Some of our rooms stay neat all the time, like the guest bedroom and the living room nobody goes into. But the living space - kitchen, family room and master bedroom - usually have clutter. We're comfortable in it, although we do straighten it once a week or so. My kitchen says the most about me. I decorate with items from the 40s and 50s and have started actually using some of the collectibles instead of leaving them on high shelves. Just the ones I wouldn't be broken-hearted to lose.

Anonymous said...

Ya know--this would be a good exercise. Post unidentified pics of a living space and let people have a shot at giving an assessment at how they interpret the occupants based on the room.

BK Jackson

Patti Hill said...

Dog hair! Anyone walking through the house, no matter how hard I tried to stage it into House Beautiful, would know that a dog lived here. And that she sheds. A lot. Every day. Especially in the summer. The battle was conceded long ago. Must learn to knit.

Debbie Fuller Thomas said...

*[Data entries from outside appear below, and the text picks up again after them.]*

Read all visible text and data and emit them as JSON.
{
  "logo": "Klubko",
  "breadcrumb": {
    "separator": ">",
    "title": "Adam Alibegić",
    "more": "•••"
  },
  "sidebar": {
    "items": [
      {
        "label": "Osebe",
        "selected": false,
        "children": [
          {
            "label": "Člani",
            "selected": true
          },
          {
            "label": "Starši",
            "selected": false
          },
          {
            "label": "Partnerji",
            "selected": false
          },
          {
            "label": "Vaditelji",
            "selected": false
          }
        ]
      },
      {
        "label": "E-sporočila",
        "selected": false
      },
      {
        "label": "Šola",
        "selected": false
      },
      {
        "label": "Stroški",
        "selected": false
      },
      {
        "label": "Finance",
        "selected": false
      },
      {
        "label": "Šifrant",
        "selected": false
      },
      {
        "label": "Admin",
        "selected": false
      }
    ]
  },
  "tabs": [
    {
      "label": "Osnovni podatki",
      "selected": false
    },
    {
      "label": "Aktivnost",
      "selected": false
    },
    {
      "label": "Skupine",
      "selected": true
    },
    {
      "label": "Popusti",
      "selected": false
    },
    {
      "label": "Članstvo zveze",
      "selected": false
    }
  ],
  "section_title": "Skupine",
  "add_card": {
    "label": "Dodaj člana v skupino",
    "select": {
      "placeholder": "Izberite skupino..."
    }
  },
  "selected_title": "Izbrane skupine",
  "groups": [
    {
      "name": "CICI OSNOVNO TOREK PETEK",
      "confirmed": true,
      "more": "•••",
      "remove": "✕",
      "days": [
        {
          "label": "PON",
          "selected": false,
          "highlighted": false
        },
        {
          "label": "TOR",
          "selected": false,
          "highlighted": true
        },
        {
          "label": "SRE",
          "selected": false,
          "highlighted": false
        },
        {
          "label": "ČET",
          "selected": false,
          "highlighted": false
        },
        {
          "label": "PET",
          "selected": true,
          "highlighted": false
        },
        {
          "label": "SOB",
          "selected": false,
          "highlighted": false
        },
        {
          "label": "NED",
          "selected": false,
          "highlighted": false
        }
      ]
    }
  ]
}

Patti, one look at our deck and you know there is some claw-footed creature running deep grooves in it. Of course, we would paint the deck before an open house, but we couldn't fill in the grooves. Buddy (rottie-mix) is the culprit.

Henrietta Frankensee said...

I am writing from the San Reno Pension in San Fransisco. We are die hard B+B devotees, or hostels when in Europe, or anything quaint and quirky, like this place. There are pictures glorifying the handles on the pull-chain toilets. 'Nough said.
In my house there are signs that read, 'A creative mess is better than an idle tidiness' and 'A clean house is a sign of a wasted life'. If we painted, refinished the floors, polished the furniture (made by my husband and father) and shed the paper piles there would still be a double layer of books on the shelves covering every wall of every room, paintings by family members, two pianos and knicknacks from around the world on the shelves in front of the books covering every wall of every room.

Nicole said...

Henrietta, I would love to visit your home! Sounds . . . divine.